It plays and looks like countless other games, but never steps out from under their shadows.

User Rating: 5 | Trine PS3
Trine is set in a medieval fantasy kingdom under siege from the undead. Amidst the war, three disparate characters (a thief, wizard, and warrior) stumble upon an artifact that binds them together and sets them on a journey to find a remedy. The thief is quick and can easily traverse obstacles, the wizard can summon objects, and the warrior smashes stuff. The tale of the likely trio and kingdom with an undead problem is told mostly through oration during loading screens. If this sounds very ordinary, that's because it is.

Over the course of completing the various side scrolling levels, the player will do a mix of platforming, puzzle solving, and hacking up undead. The variety seems to be there, but everything eventually turns into a slog as its all so familiar. Platforming obstacles are generally just stretches of skinny ledges and rotating planks. Seemingly despite the modern physics engine, puzzles are well worn designs involving floor switches that need the firm weight of boxes (the wizard can conveniently summon such boxes out of nowhere). The rickety skeletal foes can be dispatched by using the wizard to pushed them into hazards, but its more easily done by mashing away at the attack button. I want to call these systems old fashioned, but many such games in their heyday at least were lovingly crafted.

Additional users can play simultaneously in a cooperative mode. Having multiple characters on screen at once seems to stretch the story conceit of the trio being bound together as one, but I was thankful for the feature as it leads to the best gameplay possibilities. For distant enemies that aren't easily smashed, one player might fire arrows while another guards against return volleys with a shield. For platforms that seem too high, the wizard can summon a box for another player to stand on and be levitated upwards. There are other little cooperative tricks to be found that give the generic situations a little life. Sadly, this mode is subject to a bothersome camera that doesn't always track everybody. Sometimes the offscreen character will get teleported to the frontrunner, but in other cases they are stuck until their teammate goes back for them.

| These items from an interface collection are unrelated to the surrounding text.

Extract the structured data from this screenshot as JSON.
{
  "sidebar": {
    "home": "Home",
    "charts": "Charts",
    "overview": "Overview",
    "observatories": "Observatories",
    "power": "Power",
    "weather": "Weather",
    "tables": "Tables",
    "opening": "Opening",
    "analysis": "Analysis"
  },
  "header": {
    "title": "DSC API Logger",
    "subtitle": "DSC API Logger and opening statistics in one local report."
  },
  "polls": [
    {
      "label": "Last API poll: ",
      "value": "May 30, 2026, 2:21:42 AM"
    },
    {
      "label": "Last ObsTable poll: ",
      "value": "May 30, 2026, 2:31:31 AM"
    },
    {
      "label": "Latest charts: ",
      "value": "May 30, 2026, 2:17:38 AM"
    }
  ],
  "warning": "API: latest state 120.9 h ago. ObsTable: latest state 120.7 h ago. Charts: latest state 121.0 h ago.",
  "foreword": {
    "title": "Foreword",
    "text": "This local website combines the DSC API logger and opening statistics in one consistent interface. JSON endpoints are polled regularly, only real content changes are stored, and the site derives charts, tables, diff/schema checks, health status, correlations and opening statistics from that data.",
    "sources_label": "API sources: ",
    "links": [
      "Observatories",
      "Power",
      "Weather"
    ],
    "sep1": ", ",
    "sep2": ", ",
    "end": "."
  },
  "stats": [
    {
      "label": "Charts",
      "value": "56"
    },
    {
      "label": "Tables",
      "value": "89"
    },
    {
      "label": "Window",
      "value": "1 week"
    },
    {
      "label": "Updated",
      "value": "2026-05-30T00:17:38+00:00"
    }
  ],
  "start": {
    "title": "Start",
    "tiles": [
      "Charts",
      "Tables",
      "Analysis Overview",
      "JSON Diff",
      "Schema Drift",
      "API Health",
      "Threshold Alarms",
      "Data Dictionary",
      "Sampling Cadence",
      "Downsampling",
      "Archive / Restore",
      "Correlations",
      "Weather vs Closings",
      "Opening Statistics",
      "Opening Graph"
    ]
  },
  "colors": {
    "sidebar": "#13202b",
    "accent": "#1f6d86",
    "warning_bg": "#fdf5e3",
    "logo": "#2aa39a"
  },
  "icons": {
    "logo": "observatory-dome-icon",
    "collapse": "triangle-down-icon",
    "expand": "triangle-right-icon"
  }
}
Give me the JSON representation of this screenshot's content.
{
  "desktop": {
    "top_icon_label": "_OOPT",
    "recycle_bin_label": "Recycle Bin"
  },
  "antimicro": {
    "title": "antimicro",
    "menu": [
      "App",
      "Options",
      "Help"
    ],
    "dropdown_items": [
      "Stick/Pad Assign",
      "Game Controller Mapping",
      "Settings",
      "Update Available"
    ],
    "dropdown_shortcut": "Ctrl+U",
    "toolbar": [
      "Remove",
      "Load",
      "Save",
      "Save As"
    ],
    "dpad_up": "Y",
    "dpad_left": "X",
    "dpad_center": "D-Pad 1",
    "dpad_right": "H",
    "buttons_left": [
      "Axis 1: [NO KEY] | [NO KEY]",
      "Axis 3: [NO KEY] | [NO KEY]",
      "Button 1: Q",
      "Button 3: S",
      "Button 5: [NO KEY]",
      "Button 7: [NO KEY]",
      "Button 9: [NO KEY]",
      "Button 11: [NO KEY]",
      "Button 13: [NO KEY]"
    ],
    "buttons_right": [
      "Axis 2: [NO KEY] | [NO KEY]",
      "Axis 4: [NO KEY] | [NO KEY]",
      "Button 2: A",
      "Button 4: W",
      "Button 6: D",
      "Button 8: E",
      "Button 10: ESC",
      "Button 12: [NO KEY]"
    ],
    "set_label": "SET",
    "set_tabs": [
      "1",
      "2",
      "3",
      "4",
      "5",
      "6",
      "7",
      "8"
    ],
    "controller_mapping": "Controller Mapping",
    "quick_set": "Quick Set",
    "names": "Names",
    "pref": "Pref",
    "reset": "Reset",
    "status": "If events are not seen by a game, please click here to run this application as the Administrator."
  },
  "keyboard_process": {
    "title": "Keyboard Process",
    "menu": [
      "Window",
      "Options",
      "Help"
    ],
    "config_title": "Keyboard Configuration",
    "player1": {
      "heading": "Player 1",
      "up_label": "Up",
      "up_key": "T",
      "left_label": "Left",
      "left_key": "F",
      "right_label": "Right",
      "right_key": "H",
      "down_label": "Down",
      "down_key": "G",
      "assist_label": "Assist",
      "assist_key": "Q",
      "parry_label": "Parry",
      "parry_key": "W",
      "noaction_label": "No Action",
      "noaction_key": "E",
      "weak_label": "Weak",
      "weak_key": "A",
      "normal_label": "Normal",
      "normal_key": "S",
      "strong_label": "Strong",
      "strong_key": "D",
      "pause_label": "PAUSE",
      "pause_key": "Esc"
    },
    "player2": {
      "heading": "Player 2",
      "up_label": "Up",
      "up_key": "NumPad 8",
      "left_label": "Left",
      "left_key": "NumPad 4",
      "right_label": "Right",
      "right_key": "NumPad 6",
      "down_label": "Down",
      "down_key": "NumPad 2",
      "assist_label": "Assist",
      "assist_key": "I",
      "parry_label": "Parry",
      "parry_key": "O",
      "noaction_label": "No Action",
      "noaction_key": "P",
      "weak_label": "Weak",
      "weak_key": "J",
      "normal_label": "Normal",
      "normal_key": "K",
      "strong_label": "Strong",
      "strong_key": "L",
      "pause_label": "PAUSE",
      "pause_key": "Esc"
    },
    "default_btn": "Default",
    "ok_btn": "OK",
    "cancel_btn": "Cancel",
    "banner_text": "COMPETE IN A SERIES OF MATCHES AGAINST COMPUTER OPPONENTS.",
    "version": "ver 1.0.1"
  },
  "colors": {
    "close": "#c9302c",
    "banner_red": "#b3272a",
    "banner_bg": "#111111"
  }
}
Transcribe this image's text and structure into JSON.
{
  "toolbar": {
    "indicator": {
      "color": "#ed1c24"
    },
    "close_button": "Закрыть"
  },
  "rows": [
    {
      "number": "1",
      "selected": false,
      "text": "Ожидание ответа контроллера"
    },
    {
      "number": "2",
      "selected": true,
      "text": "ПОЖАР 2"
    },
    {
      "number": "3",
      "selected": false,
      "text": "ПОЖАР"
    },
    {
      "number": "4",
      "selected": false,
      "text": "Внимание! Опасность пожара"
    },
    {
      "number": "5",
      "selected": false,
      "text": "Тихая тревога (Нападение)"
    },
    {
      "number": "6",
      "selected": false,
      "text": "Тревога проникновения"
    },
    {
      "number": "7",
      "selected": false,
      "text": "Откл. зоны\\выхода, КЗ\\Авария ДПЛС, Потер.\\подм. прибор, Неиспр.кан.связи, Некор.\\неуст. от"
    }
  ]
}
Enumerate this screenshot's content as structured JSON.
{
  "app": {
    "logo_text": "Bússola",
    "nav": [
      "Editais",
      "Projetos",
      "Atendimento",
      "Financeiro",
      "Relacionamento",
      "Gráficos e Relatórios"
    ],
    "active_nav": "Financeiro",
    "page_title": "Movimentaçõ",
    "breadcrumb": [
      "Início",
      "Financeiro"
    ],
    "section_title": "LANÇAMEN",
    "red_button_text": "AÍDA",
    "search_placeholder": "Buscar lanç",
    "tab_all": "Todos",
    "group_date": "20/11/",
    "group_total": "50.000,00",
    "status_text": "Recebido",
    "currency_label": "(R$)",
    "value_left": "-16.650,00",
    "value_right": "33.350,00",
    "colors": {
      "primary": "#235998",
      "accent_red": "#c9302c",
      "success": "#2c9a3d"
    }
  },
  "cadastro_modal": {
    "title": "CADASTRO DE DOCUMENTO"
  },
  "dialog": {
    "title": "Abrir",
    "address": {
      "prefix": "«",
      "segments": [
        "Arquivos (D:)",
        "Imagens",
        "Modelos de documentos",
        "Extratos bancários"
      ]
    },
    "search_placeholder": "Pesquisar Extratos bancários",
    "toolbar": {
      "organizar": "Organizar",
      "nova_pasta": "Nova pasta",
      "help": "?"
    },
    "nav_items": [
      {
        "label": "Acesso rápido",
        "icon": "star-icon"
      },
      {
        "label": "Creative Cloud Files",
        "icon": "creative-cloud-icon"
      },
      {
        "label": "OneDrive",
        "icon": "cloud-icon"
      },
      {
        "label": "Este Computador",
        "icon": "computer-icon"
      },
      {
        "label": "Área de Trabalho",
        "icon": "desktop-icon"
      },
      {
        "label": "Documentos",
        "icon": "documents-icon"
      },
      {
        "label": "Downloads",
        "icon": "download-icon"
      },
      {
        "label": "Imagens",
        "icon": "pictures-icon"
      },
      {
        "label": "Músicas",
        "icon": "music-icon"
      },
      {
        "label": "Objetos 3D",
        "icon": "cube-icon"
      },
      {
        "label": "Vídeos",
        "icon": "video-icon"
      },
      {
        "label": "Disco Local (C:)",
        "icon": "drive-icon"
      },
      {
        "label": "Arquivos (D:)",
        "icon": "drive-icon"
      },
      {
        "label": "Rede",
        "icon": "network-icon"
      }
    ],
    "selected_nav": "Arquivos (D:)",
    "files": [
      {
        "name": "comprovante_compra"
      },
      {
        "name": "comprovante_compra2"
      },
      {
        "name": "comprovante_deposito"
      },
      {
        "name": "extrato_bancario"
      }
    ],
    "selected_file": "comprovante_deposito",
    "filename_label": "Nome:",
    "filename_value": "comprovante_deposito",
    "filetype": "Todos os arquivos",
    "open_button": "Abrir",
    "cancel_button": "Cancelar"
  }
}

Perhaps it is fitting that I can't remember if this mythical kingdom has a name or not, because it is so reminiscent others. However, Trine's sin is that it doesn't feel as good as its predecessors. There are some bright spots. The whimsical visuals, while never being jaw dropping, mesh well with the nonsensical environmental hazards (just how many fireball traps are necessary?). The cooperative mode can be fun, although that walks all over the game's meager story and is often let down by a poor camera anyway.

The rest of Trine is hard to recommend even passingly. The combat never even comes close to the likes of Golden Axe or Contra, the platforming has none of the character of the 2D Mario or Sonic games, and side scrolling games of today are so full of great puzzle design that its hard to even give Trine a second look. Perhaps these games are stiff competition for some, but I think every game needs something to hang its hat on and we shouldn't settle for mediocrity.